▶ [Description of the task]
Restate each entry word for word. Keep every detail intact.

▶ [The input]

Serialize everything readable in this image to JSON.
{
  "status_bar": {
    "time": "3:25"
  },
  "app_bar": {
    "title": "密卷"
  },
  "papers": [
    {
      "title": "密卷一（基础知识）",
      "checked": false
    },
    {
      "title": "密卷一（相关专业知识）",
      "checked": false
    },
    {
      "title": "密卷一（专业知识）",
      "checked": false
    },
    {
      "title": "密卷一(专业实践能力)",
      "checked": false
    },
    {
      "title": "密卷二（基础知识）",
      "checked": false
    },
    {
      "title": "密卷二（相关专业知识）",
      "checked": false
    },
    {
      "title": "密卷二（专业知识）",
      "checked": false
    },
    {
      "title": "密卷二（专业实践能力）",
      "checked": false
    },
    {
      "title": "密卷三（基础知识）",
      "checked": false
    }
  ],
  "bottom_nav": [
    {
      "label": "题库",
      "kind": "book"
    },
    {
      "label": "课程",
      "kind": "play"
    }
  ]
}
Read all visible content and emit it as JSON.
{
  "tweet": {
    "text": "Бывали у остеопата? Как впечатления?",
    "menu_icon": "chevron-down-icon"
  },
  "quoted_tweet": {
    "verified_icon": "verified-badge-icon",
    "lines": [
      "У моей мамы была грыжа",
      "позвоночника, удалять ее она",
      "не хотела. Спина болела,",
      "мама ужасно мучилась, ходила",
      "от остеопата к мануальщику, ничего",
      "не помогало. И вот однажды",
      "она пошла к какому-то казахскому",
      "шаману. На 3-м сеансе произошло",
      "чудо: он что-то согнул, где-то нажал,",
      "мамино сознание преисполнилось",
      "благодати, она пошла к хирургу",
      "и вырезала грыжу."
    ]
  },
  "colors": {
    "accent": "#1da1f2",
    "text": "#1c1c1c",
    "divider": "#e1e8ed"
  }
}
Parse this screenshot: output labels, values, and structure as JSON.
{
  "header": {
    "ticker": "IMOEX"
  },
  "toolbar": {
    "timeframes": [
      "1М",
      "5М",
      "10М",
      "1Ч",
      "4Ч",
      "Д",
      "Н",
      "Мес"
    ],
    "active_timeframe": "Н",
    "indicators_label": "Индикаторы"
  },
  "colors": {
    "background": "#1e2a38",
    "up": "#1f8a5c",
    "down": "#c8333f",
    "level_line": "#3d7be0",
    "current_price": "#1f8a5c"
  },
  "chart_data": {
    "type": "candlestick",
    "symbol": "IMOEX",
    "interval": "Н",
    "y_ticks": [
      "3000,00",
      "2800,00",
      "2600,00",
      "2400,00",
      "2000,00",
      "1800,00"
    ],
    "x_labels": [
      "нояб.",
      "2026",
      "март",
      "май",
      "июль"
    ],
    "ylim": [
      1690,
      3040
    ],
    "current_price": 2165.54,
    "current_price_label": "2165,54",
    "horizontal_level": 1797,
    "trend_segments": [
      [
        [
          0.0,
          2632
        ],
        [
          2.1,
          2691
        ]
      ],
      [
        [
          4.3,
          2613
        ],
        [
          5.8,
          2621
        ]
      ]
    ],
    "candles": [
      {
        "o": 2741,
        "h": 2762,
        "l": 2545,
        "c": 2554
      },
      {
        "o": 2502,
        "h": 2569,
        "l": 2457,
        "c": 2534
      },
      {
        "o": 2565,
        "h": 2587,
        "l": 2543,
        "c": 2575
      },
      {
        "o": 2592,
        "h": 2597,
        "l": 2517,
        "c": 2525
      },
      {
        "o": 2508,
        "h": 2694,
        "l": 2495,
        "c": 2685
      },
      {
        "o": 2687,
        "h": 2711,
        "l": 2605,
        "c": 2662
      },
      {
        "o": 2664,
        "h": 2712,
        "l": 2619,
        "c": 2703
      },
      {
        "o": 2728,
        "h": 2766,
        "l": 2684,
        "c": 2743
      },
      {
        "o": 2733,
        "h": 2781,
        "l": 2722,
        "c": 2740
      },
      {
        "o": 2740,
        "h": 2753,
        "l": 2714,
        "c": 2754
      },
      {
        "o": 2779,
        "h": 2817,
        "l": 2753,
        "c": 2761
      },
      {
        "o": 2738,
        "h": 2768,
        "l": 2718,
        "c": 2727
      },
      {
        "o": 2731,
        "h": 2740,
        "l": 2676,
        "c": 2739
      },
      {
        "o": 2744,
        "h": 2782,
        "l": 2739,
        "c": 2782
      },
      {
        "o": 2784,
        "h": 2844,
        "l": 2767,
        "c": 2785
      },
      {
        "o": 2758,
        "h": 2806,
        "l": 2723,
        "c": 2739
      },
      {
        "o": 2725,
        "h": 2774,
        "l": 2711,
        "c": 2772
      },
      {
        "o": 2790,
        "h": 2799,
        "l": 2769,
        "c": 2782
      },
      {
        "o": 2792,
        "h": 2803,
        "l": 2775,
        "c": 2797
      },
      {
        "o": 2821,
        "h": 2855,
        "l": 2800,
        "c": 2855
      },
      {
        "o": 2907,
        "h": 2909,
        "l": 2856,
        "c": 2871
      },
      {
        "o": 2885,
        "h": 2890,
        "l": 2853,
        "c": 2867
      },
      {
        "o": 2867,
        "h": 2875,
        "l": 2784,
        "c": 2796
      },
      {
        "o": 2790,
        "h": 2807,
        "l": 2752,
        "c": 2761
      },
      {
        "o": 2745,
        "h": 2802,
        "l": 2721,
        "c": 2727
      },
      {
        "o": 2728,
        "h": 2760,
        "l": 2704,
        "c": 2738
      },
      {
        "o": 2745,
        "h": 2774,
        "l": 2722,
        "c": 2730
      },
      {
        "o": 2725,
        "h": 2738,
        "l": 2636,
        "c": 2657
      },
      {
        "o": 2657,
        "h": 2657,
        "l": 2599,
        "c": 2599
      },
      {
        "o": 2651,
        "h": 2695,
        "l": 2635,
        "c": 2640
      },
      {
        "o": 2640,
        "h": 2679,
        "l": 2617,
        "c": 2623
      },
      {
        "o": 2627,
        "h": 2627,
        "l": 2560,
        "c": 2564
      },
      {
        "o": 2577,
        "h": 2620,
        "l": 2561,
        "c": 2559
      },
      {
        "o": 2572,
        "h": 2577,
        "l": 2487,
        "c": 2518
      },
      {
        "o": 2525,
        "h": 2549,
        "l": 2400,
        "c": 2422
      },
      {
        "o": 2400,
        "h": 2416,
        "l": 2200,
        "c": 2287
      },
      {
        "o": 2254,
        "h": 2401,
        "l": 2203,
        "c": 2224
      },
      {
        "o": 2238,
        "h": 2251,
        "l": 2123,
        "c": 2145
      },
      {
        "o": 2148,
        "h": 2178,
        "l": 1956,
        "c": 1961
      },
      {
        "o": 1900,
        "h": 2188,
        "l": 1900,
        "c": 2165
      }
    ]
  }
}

▶ [Output]
Serialize everything readable in this image to JSON.
{
  "status_bar": {
    "time": "3:25"
  },
  "app_bar": {
    "title": "密卷"
  },
  "papers": [
    {
      "title": "密卷一（基础知识）",
      "checked": false
    },
    {
      "title": "密卷一（相关专业知识）",
      "checked": false
    },
    {
      "title": "密卷一（专业知识）",
      "checked": false
    },
    {
      "title": "密卷一(专业实践能力)",
      "checked": false
    },
    {
      "title": "密卷二（基础知识）",
      "checked": false
    },
    {
      "title": "密卷二（相关专业知识）",
      "checked": false
    },
    {
      "title": "密卷二（专业知识）",
      "checked": false
    },
    {
      "title": "密卷二（专业实践能力）",
      "checked": false
    },
    {
      "title": "密卷三（基础知识）",
      "checked": false
    }
  ],
  "bottom_nav": [
    {
      "label": "题库",
      "kind": "book"
    },
    {
      "label": "课程",
      "kind": "play"
    }
  ]
}
Read all visible content and emit it as JSON.
{
  "tweet": {
    "text": "Бывали у остеопата? Как впечатления?",
    "menu_icon": "chevron-down-icon"
  },
  "quoted_tweet": {
    "verified_icon": "verified-badge-icon",
    "lines": [
      "У моей мамы была грыжа",
      "позвоночника, удалять ее она",
      "не хотела. Спина болела,",
      "мама ужасно мучилась, ходила",
      "от остеопата к мануальщику, ничего",
      "не помогало. И вот однажды",
      "она пошла к какому-то казахскому",
      "шаману. На 3-м сеансе произошло",
      "чудо: он что-то согнул, где-то нажал,",
      "мамино сознание преисполнилось",
      "благодати, она пошла к хирургу",
      "и вырезала грыжу."
    ]
  },
  "colors": {
    "accent": "#1da1f2",
    "text": "#1c1c1c",
    "divider": "#e1e8ed"
  }
}
Parse this screenshot: output labels, values, and structure as JSON.
{
  "header": {
    "ticker": "IMOEX"
  },
  "toolbar": {
    "timeframes": [
      "1М",
      "5М",
      "10М",
      "1Ч",
      "4Ч",
      "Д",
      "Н",
      "Мес"
    ],
    "active_timeframe": "Н",
    "indicators_label": "Индикаторы"
  },
  "colors": {
    "background": "#1e2a38",
    "up": "#1f8a5c",
    "down": "#c8333f",
    "level_line": "#3d7be0",
    "current_price": "#1f8a5c"
  },
  "chart_data": {
    "type": "candlestick",
    "symbol": "IMOEX",
    "interval": "Н",
    "y_ticks": [
      "3000,00",
      "2800,00",
      "2600,00",
      "2400,00",
      "2000,00",
      "1800,00"
    ],
    "x_labels": [
      "нояб.",
      "2026",
      "март",
      "май",
      "июль"
    ],
    "ylim": [
      1690,
      3040
    ],
    "current_price": 2165.54,
    "current_price_label": "2165,54",
    "horizontal_level": 1797,
    "trend_segments": [
      [
        [
          0.0,
          2632
        ],
        [
          2.1,
          2691
        ]
      ],
      [
        [
          4.3,
          2613
        ],
        [
          5.8,
          2621
        ]
      ]
    ],
    "candles": [
      {
        "o": 2741,
        "h": 2762,
        "l": 2545,
        "c": 2554
      },
      {
        "o": 2502,
        "h": 2569,
        "l": 2457,
        "c": 2534
      },
      {
        "o": 2565,
        "h": 2587,
        "l": 2543,
        "c": 2575
      },
      {
        "o": 2592,
        "h": 2597,
        "l": 2517,
        "c": 2525
      },
      {
        "o": 2508,
        "h": 2694,
        "l": 2495,
        "c": 2685
      },
      {
        "o": 2687,
        "h": 2711,
        "l": 2605,
        "c": 2662
      },
      {
        "o": 2664,
        "h": 2712,
        "l": 2619,
        "c": 2703
      },
      {
        "o": 2728,
        "h": 2766,
        "l": 2684,
        "c": 2743
      },
      {
        "o": 2733,
        "h": 2781,
        "l": 2722,
        "c": 2740
      },
      {
        "o": 2740,
        "h": 2753,
        "l": 2714,
        "c": 2754
      },
      {
        "o": 2779,
        "h": 2817,
        "l": 2753,
        "c": 2761
      },
      {
        "o": 2738,
        "h": 2768,
        "l": 2718,
        "c": 2727
      },
      {
        "o": 2731,
        "h": 2740,
        "l": 2676,
        "c": 2739
      },
      {
        "o": 2744,
        "h": 2782,
        "l": 2739,
        "c": 2782
      },
      {
        "o": 2784,
        "h": 2844,
        "l": 2767,
        "c": 2785
      },
      {
        "o": 2758,
        "h": 2806,
        "l": 2723,
        "c": 2739
      },
      {
        "o": 2725,
        "h": 2774,
        "l": 2711,
        "c": 2772
      },
      {
        "o": 2790,
        "h": 2799,
        "l": 2769,
        "c": 2782
      },
      {
        "o": 2792,
        "h": 2803,
        "l": 2775,
        "c": 2797
      },
      {
        "o": 2821,
        "h": 2855,
        "l": 2800,
        "c": 2855
      },
      {
        "o": 2907,
        "h": 2909,
        "l": 2856,
        "c": 2871
      },
      {
        "o": 2885,
        "h": 2890,
        "l": 2853,
        "c": 2867
      },
      {
        "o": 2867,
        "h": 2875,
        "l": 2784,
        "c": 2796
      },
      {
        "o": 2790,
        "h": 2807,
        "l": 2752,
        "c": 2761
      },
      {
        "o": 2745,
        "h": 2802,
        "l": 2721,
        "c": 2727
      },
      {
        "o": 2728,
        "h": 2760,
        "l": 2704,
        "c": 2738
      },
      {
        "o": 2745,
        "h": 2774,
        "l": 2722,
        "c": 2730
      },
      {
        "o": 2725,
        "h": 2738,
        "l": 2636,
        "c": 2657
      },
      {
        "o": 2657,
        "h": 2657,
        "l": 2599,
        "c": 2599
      },
      {
        "o": 2651,
        "h": 2695,
        "l": 2635,
        "c": 2640
      },
      {
        "o": 2640,
        "h": 2679,
        "l": 2617,
        "c": 2623
      },
      {
        "o": 2627,
        "h": 2627,
        "l": 2560,
        "c": 2564
      },
      {
        "o": 2577,
        "h": 2620,
        "l": 2561,
        "c": 2559
      },
      {
        "o": 2572,
        "h": 2577,
        "l": 2487,
        "c": 2518
      },
      {
        "o": 2525,
        "h": 2549,
        "l": 2400,
        "c": 2422
      },
      {
        "o": 2400,
        "h": 2416,
        "l": 2200,
        "c": 2287
      },
      {
        "o": 2254,
        "h": 2401,
        "l": 2203,
        "c": 2224
      },
      {
        "o": 2238,
        "h": 2251,
        "l": 2123,
        "c": 2145
      },
      {
        "o": 2148,
        "h": 2178,
        "l": 1956,
        "c": 1961
      },
      {
        "o": 1900,
        "h": 2188,
        "l": 1900,
        "c": 2165
      }
    ]
  }
}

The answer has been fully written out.